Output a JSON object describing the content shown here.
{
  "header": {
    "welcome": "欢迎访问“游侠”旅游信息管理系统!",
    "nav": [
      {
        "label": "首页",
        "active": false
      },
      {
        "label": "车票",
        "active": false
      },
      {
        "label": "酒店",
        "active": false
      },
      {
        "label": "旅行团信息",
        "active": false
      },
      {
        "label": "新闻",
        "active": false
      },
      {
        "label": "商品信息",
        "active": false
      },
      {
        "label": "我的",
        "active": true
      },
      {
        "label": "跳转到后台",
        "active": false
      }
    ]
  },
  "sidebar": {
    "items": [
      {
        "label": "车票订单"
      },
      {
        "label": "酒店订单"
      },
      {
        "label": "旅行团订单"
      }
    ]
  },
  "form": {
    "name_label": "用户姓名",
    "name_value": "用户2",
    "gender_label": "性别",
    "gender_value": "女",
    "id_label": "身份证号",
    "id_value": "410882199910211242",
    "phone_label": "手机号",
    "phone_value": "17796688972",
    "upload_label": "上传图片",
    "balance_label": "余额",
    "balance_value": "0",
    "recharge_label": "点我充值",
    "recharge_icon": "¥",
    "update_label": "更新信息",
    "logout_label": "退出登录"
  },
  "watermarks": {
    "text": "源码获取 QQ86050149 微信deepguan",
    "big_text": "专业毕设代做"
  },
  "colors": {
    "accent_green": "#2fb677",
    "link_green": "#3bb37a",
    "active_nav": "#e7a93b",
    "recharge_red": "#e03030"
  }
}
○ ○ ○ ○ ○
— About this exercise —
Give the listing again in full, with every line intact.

— Final answer —
Output a JSON object describing the content shown here.
{
  "header": {
    "welcome": "欢迎访问“游侠”旅游信息管理系统!",
    "nav": [
      {
        "label": "首页",
        "active": false
      },
      {
        "label": "车票",
        "active": false
      },
      {
        "label": "酒店",
        "active": false
      },
      {
        "label": "旅行团信息",
        "active": false
      },
      {
        "label": "新闻",
        "active": false
      },
      {
        "label": "商品信息",
        "active": false
      },
      {
        "label": "我的",
        "active": true
      },
      {
        "label": "跳转到后台",
        "active": false
      }
    ]
  },
  "sidebar": {
    "items": [
      {
        "label": "车票订单"
      },
      {
        "label": "酒店订单"
      },
      {
        "label": "旅行团订单"
      }
    ]
  },
  "form": {
    "name_label": "用户姓名",
    "name_value": "用户2",
    "gender_label": "性别",
    "gender_value": "女",
    "id_label": "身份证号",
    "id_value": "410882199910211242",
    "phone_label": "手机号",
    "phone_value": "17796688972",
    "upload_label": "上传图片",
    "balance_label": "余额",
    "balance_value": "0",
    "recharge_label": "点我充值",
    "recharge_icon": "¥",
    "update_label": "更新信息",
    "logout_label": "退出登录"
  },
  "watermarks": {
    "text": "源码获取 QQ86050149 微信deepguan",
    "big_text": "专业毕设代做"
  },
  "colors": {
    "accent_green": "#2fb677",
    "link_green": "#3bb37a",
    "active_nav": "#e7a93b",
    "recharge_red": "#e03030"
  }
}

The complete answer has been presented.